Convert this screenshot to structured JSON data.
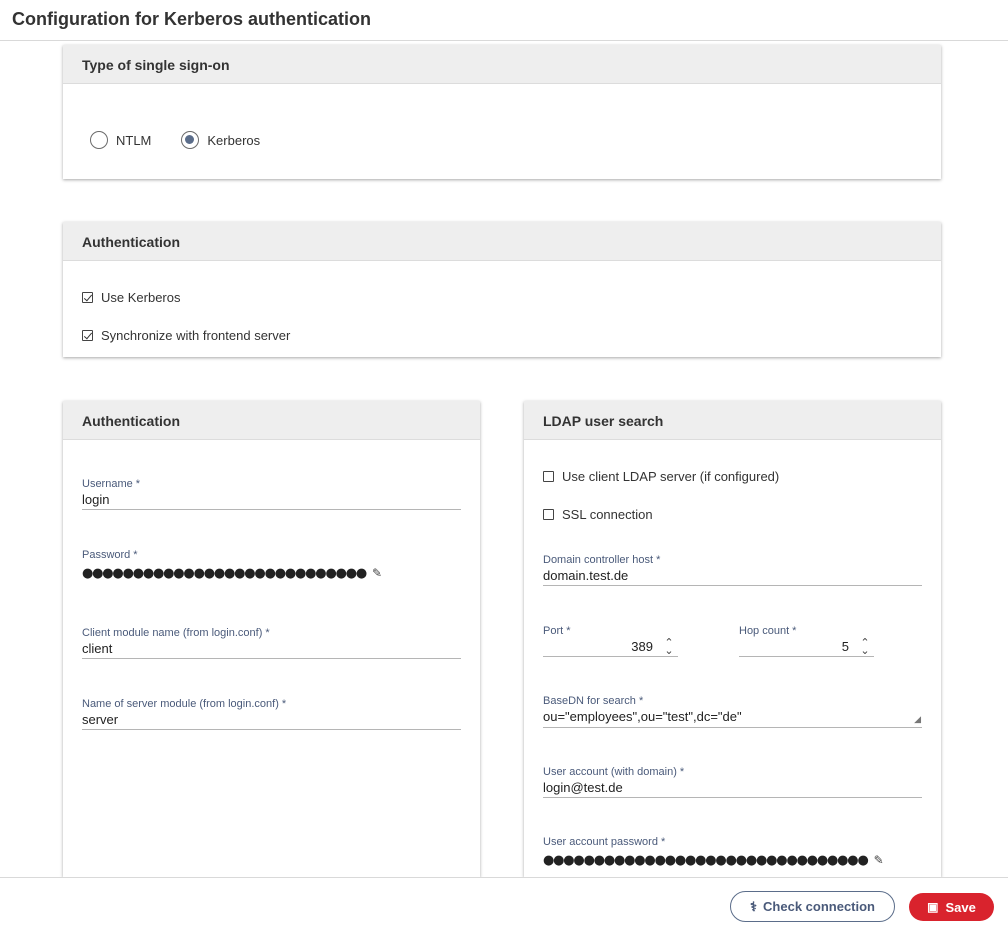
{
  "header": {
    "title": "Configuration for Kerberos authentication"
  },
  "sso_card": {
    "title": "Type of single sign-on",
    "options": [
      {
        "label": "NTLM",
        "checked": false
      },
      {
        "label": "Kerberos",
        "checked": true
      }
    ]
  },
  "auth_card": {
    "title": "Authentication",
    "checks": [
      {
        "label": "Use Kerberos",
        "checked": true
      },
      {
        "label": "Synchronize with frontend server",
        "checked": true
      }
    ]
  },
  "auth_left": {
    "title": "Authentication",
    "username": {
      "label": "Username",
      "required": "*",
      "value": "login"
    },
    "password": {
      "label": "Password",
      "required": "*",
      "masked": "●●●●●●●●●●●●●●●●●●●●●●●●●●●●"
    },
    "client_module": {
      "label": "Client module name (from login.conf)",
      "required": "*",
      "value": "client"
    },
    "server_module": {
      "label": "Name of server module (from login.conf)",
      "required": "*",
      "value": "server"
    }
  },
  "ldap": {
    "title": "LDAP user search",
    "use_client_ldap": {
      "label": "Use client LDAP server (if configured)",
      "checked": false
    },
    "ssl": {
      "label": "SSL connection",
      "checked": false
    },
    "dc_host": {
      "label": "Domain controller host",
      "required": "*",
      "value": "domain.test.de"
    },
    "port": {
      "label": "Port",
      "required": "*",
      "value": "389"
    },
    "hop_count": {
      "label": "Hop count",
      "required": "*",
      "value": "5"
    },
    "basedn": {
      "label": "BaseDN for search",
      "required": "*",
      "value": "ou=\"employees\",ou=\"test\",dc=\"de\""
    },
    "user_account": {
      "label": "User account (with domain)",
      "required": "*",
      "value": "login@test.de"
    },
    "user_password": {
      "label": "User account password",
      "required": "*",
      "masked": "●●●●●●●●●●●●●●●●●●●●●●●●●●●●●●●●"
    }
  },
  "footer": {
    "check_label": "Check connection",
    "save_label": "Save"
  },
  "colors": {
    "accent": "#5b6d8a",
    "save": "#d9232d",
    "label": "#4a5a7a"
  },
  "icons": [
    "pencil-icon",
    "stethoscope-icon",
    "floppy-disk-icon",
    "chevron-up-down-icon",
    "resize-grip-icon"
  ]
}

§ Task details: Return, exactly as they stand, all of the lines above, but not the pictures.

§ Solution to this exercise:
Convert this screenshot to structured JSON data.
{
  "header": {
    "title": "Configuration for Kerberos authentication"
  },
  "sso_card": {
    "title": "Type of single sign-on",
    "options": [
      {
        "label": "NTLM",
        "checked": false
      },
      {
        "label": "Kerberos",
        "checked": true
      }
    ]
  },
  "auth_card": {
    "title": "Authentication",
    "checks": [
      {
        "label": "Use Kerberos",
        "checked": true
      },
      {
        "label": "Synchronize with frontend server",
        "checked": true
      }
    ]
  },
  "auth_left": {
    "title": "Authentication",
    "username": {
      "label": "Username",
      "required": "*",
      "value": "login"
    },
    "password": {
      "label": "Password",
      "required": "*",
      "masked": "●●●●●●●●●●●●●●●●●●●●●●●●●●●●"
    },
    "client_module": {
      "label": "Client module name (from login.conf)",
      "required": "*",
      "value": "client"
    },
    "server_module": {
      "label": "Name of server module (from login.conf)",
      "required": "*",
      "value": "server"
    }
  },
  "ldap": {
    "title": "LDAP user search",
    "use_client_ldap": {
      "label": "Use client LDAP server (if configured)",
      "checked": false
    },
    "ssl": {
      "label": "SSL connection",
      "checked": false
    },
    "dc_host": {
      "label": "Domain controller host",
      "required": "*",
      "value": "domain.test.de"
    },
    "port": {
      "label": "Port",
      "required": "*",
      "value": "389"
    },
    "hop_count": {
      "label": "Hop count",
      "required": "*",
      "value": "5"
    },
    "basedn": {
      "label": "BaseDN for search",
      "required": "*",
      "value": "ou=\"employees\",ou=\"test\",dc=\"de\""
    },
    "user_account": {
      "label": "User account (with domain)",
      "required": "*",
      "value": "login@test.de"
    },
    "user_password": {
      "label": "User account password",
      "required": "*",
      "masked": "●●●●●●●●●●●●●●●●●●●●●●●●●●●●●●●●"
    }
  },
  "footer": {
    "check_label": "Check connection",
    "save_label": "Save"
  },
  "colors": {
    "accent": "#5b6d8a",
    "save": "#d9232d",
    "label": "#4a5a7a"
  },
  "icons": [
    "pencil-icon",
    "stethoscope-icon",
    "floppy-disk-icon",
    "chevron-up-down-icon",
    "resize-grip-icon"
  ]
}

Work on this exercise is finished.